Consumers have reduced their debt burdens enough to be able to withstand higher taxes and help sustain the U.S. economy’s expansion, according to Pavilion Global Markets Ltd. strategists.
As the CHART OF THE DAY shows, mortgage and consumer-loan payments amount to the smallest percentage of after-tax income since 1983, according to quarterly statistics compiled by the Federal Reserve.
The debt-service ratio was 10.6 percent of disposable income in last year’s third quarter. Five years earlier, the figure peaked at 14.1 percent. Pavilion highlighted the drop yesterday in a report with a similar chart.
Household spending is poised to “strongly contribute to growth” this quarter and next, Pierre Lapointe, head of global strategy and research at the Montreal-based firm, and two of his colleagues wrote. Consumers account for about 70 percent of the economy, according to Commerce Department data.
Other indicators besides debt-service expense bode well for consumers, they wrote. The report cited a rebound in the housing market, the end of a decline in inflation-adjusted wages, and a slowdown in debt reduction.

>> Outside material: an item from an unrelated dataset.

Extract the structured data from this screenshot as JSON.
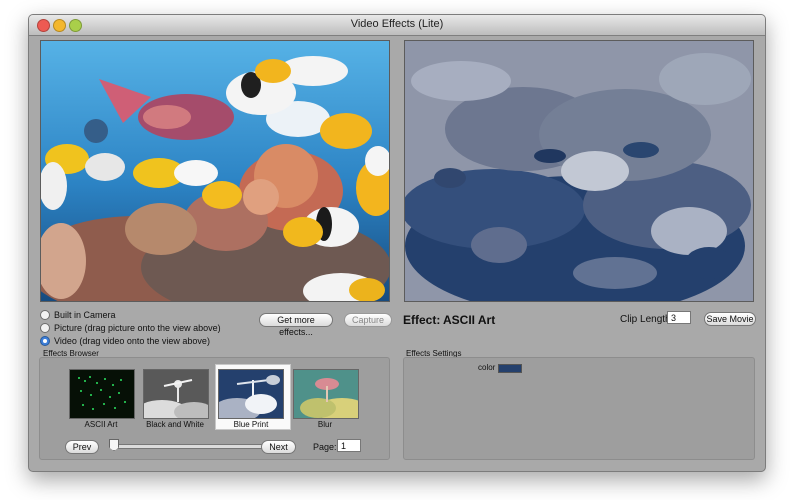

Taken together, they will outweigh the economic effect of ending a temporary two-percentage-point cut in the payroll tax and possible automatic reductions in federal spending this year, the report said.